Don't include any picture when you restate the data word for word.

Supplied information:

┌────────

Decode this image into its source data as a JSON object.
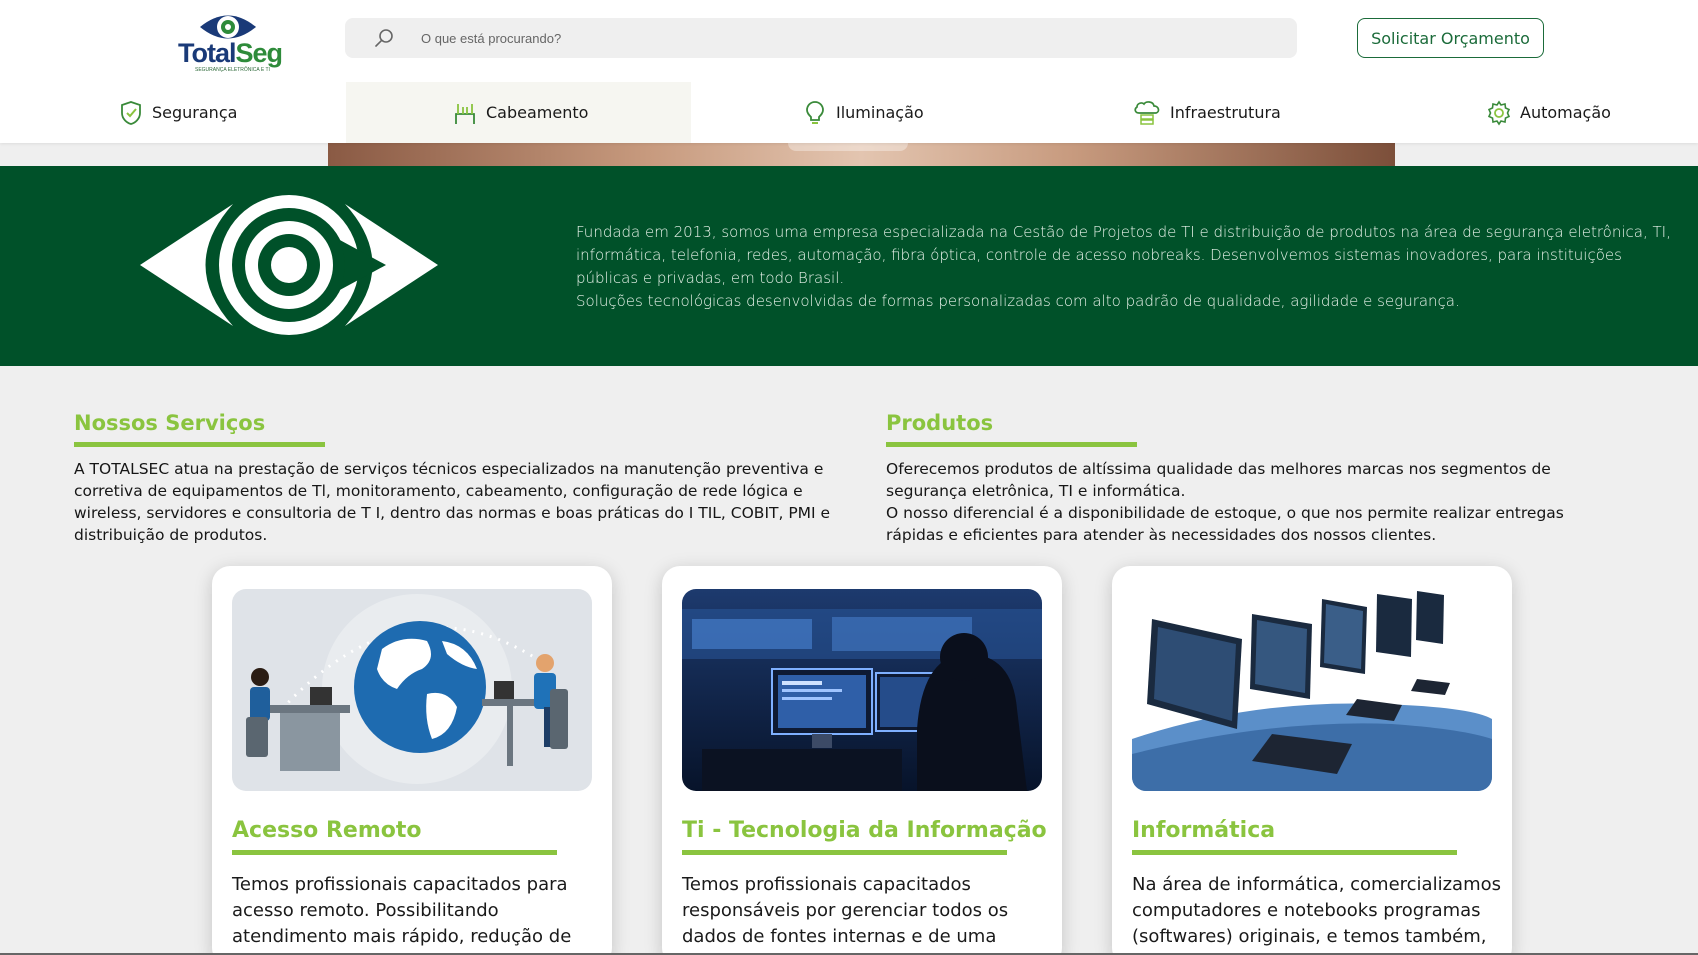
{
  "header": {
    "logo": {
      "name_part1": "Total",
      "name_part2": "Seg",
      "tagline": "SEGURANÇA ELETRÔNICA E TI"
    },
    "search": {
      "placeholder": "O que está procurando?",
      "icon": "search-icon"
    },
    "cta_label": "Solicitar Orçamento"
  },
  "nav": {
    "items": [
      {
        "label": "Segurança",
        "icon": "shield-check-icon"
      },
      {
        "label": "Cabeamento",
        "icon": "cable-connector-icon"
      },
      {
        "label": "Iluminação",
        "icon": "lightbulb-icon"
      },
      {
        "label": "Infraestrutura",
        "icon": "cloud-server-icon"
      },
      {
        "label": "Automação",
        "icon": "gear-icon"
      }
    ]
  },
  "about": {
    "logo_icon": "eye-logo-icon",
    "paragraph1": "Fundada em 2013, somos uma empresa especializada na Cestão de Projetos de TI e distribuição de produtos na área de segurança eletrônica, TI, informática, telefonia, redes, automação, fibra óptica, controle de acesso nobreaks. Desenvolvemos sistemas inovadores, para instituições públicas e privadas, em todo Brasil.",
    "paragraph2": "Soluções tecnológicas desenvolvidas de formas personalizadas com alto padrão de qualidade, agilidade e segurança."
  },
  "services": {
    "title": "Nossos Serviços",
    "text": "A TOTALSEC atua na prestação de serviços técnicos especializados na manutenção preventiva e corretiva de equipamentos de Tl, monitoramento, cabeamento, configuração de rede lógica e wireless, servidores e consultoria de T I, dentro das normas e boas práticas do I TIL, COBIT, PMI e distribuição de produtos."
  },
  "products": {
    "title": "Produtos",
    "text1": "Oferecemos produtos de altíssima qualidade das melhores marcas nos segmentos de segurança eletrônica, TI e informática.",
    "text2": "O nosso diferencial é a disponibilidade de estoque, o que nos permite realizar entregas rápidas e eficientes para atender às necessidades dos nossos clientes."
  },
  "cards": [
    {
      "title": "Acesso Remoto",
      "text": "Temos profissionais capacitados para acesso remoto. Possibilitando atendimento mais rápido, redução de"
    },
    {
      "title": "Ti - Tecnologia da Informação",
      "text": "Temos profissionais capacitados responsáveis por gerenciar todos os dados de fontes internas e de uma"
    },
    {
      "title": "Informática",
      "text": "Na área de informática, comercializamos computadores e notebooks programas (softwares) originais, e temos também,"
    }
  ],
  "colors": {
    "brand_green": "#005129",
    "accent_lime": "#8ac43f",
    "button_green": "#1b6b3a"
  }
}
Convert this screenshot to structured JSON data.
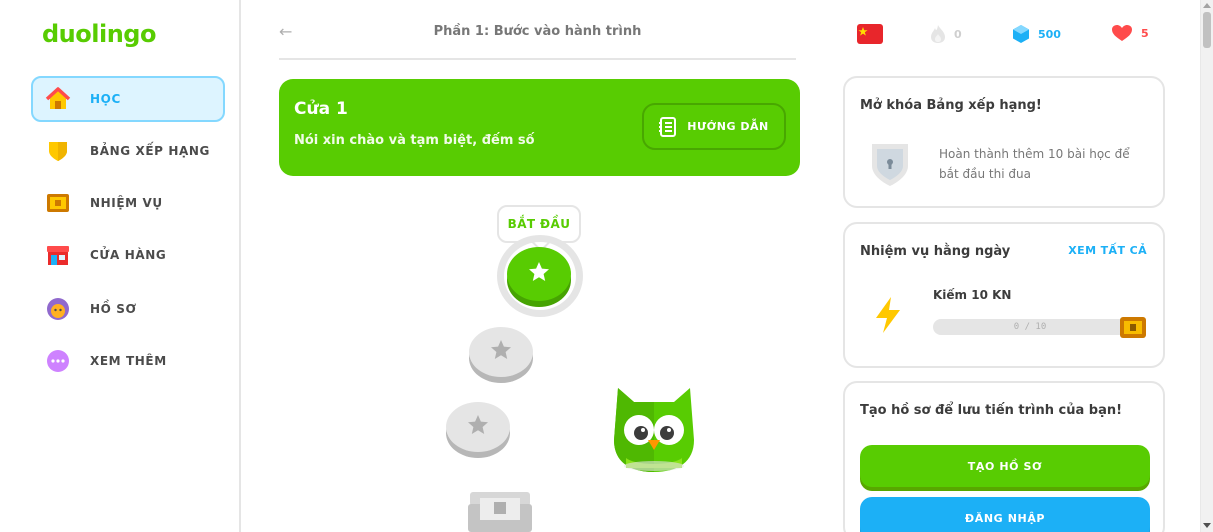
{
  "app": {
    "logo": "duolingo"
  },
  "sidebar": {
    "items": [
      {
        "label": "HỌC",
        "icon": "home-icon",
        "active": true
      },
      {
        "label": "BẢNG XẾP HẠNG",
        "icon": "shield-icon",
        "active": false
      },
      {
        "label": "NHIỆM VỤ",
        "icon": "chest-icon",
        "active": false
      },
      {
        "label": "CỬA HÀNG",
        "icon": "shop-icon",
        "active": false
      },
      {
        "label": "HỒ SƠ",
        "icon": "profile-icon",
        "active": false
      },
      {
        "label": "XEM THÊM",
        "icon": "more-icon",
        "active": false
      }
    ]
  },
  "header": {
    "back_icon": "←",
    "section_title": "Phần 1: Bước vào hành trình"
  },
  "unit": {
    "title": "Cửa 1",
    "description": "Nói xin chào và tạm biệt, đếm số",
    "guide_label": "HƯỚNG DẪN"
  },
  "path": {
    "start_label": "BẮT ĐẦU"
  },
  "stats": {
    "language": "flag-china-icon",
    "streak": "0",
    "gems": "500",
    "hearts": "5"
  },
  "leaderboard_panel": {
    "title": "Mở khóa Bảng xếp hạng!",
    "text": "Hoàn thành thêm 10 bài học để bắt đầu thi đua"
  },
  "quests_panel": {
    "title": "Nhiệm vụ hằng ngày",
    "view_all": "XEM TẤT CẢ",
    "quest_name": "Kiếm 10 KN",
    "progress_text": "0 / 10",
    "progress": 0
  },
  "profile_panel": {
    "title": "Tạo hồ sơ để lưu tiến trình của bạn!",
    "create_label": "TẠO HỒ SƠ",
    "login_label": "ĐĂNG NHẬP"
  },
  "colors": {
    "brand": "#58cc02",
    "accent": "#1cb0f6",
    "heart": "#ff4b4b",
    "gem": "#1cb0f6"
  }
}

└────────

Solution:
Decode this image into its source data as a JSON object.
{
  "header": {
    "logo": {
      "name_part1": "Total",
      "name_part2": "Seg",
      "tagline": "SEGURANÇA ELETRÔNICA E TI"
    },
    "search": {
      "placeholder": "O que está procurando?",
      "icon": "search-icon"
    },
    "cta_label": "Solicitar Orçamento"
  },
  "nav": {
    "items": [
      {
        "label": "Segurança",
        "icon": "shield-check-icon"
      },
      {
        "label": "Cabeamento",
        "icon": "cable-connector-icon"
      },
      {
        "label": "Iluminação",
        "icon": "lightbulb-icon"
      },
      {
        "label": "Infraestrutura",
        "icon": "cloud-server-icon"
      },
      {
        "label": "Automação",
        "icon": "gear-icon"
      }
    ]
  },
  "about": {
    "logo_icon": "eye-logo-icon",
    "paragraph1": "Fundada em 2013, somos uma empresa especializada na Cestão de Projetos de TI e distribuição de produtos na área de segurança eletrônica, TI, informática, telefonia, redes, automação, fibra óptica, controle de acesso nobreaks. Desenvolvemos sistemas inovadores, para instituições públicas e privadas, em todo Brasil.",
    "paragraph2": "Soluções tecnológicas desenvolvidas de formas personalizadas com alto padrão de qualidade, agilidade e segurança."
  },
  "services": {
    "title": "Nossos Serviços",
    "text": "A TOTALSEC atua na prestação de serviços técnicos especializados na manutenção preventiva e corretiva de equipamentos de Tl, monitoramento, cabeamento, configuração de rede lógica e wireless, servidores e consultoria de T I, dentro das normas e boas práticas do I TIL, COBIT, PMI e distribuição de produtos."
  },
  "products": {
    "title": "Produtos",
    "text1": "Oferecemos produtos de altíssima qualidade das melhores marcas nos segmentos de segurança eletrônica, TI e informática.",
    "text2": "O nosso diferencial é a disponibilidade de estoque, o que nos permite realizar entregas rápidas e eficientes para atender às necessidades dos nossos clientes."
  },
  "cards": [
    {
      "title": "Acesso Remoto",
      "text": "Temos profissionais capacitados para acesso remoto. Possibilitando atendimento mais rápido, redução de"
    },
    {
      "title": "Ti - Tecnologia da Informação",
      "text": "Temos profissionais capacitados responsáveis por gerenciar todos os dados de fontes internas e de uma"
    },
    {
      "title": "Informática",
      "text": "Na área de informática, comercializamos computadores e notebooks programas (softwares) originais, e temos também,"
    }
  ],
  "colors": {
    "brand_green": "#005129",
    "accent_lime": "#8ac43f",
    "button_green": "#1b6b3a"
  }
}
Convert this screenshot to structured JSON data.
{
  "app": {
    "logo": "duolingo"
  },
  "sidebar": {
    "items": [
      {
        "label": "HỌC",
        "icon": "home-icon",
        "active": true
      },
      {
        "label": "BẢNG XẾP HẠNG",
        "icon": "shield-icon",
        "active": false
      },
      {
        "label": "NHIỆM VỤ",
        "icon": "chest-icon",
        "active": false
      },
      {
        "label": "CỬA HÀNG",
        "icon": "shop-icon",
        "active": false
      },
      {
        "label": "HỒ SƠ",
        "icon": "profile-icon",
        "active": false
      },
      {
        "label": "XEM THÊM",
        "icon": "more-icon",
        "active": false
      }
    ]
  },
  "header": {
    "back_icon": "←",
    "section_title": "Phần 1: Bước vào hành trình"
  },
  "unit": {
    "title": "Cửa 1",
    "description": "Nói xin chào và tạm biệt, đếm số",
    "guide_label": "HƯỚNG DẪN"
  },
  "path": {
    "start_label": "BẮT ĐẦU"
  },
  "stats": {
    "language": "flag-china-icon",
    "streak": "0",
    "gems": "500",
    "hearts": "5"
  },
  "leaderboard_panel": {
    "title": "Mở khóa Bảng xếp hạng!",
    "text": "Hoàn thành thêm 10 bài học để bắt đầu thi đua"
  },
  "quests_panel": {
    "title": "Nhiệm vụ hằng ngày",
    "view_all": "XEM TẤT CẢ",
    "quest_name": "Kiếm 10 KN",
    "progress_text": "0 / 10",
    "progress": 0
  },
  "profile_panel": {
    "title": "Tạo hồ sơ để lưu tiến trình của bạn!",
    "create_label": "TẠO HỒ SƠ",
    "login_label": "ĐĂNG NHẬP"
  },
  "colors": {
    "brand": "#58cc02",
    "accent": "#1cb0f6",
    "heart": "#ff4b4b",
    "gem": "#1cb0f6"
  }
}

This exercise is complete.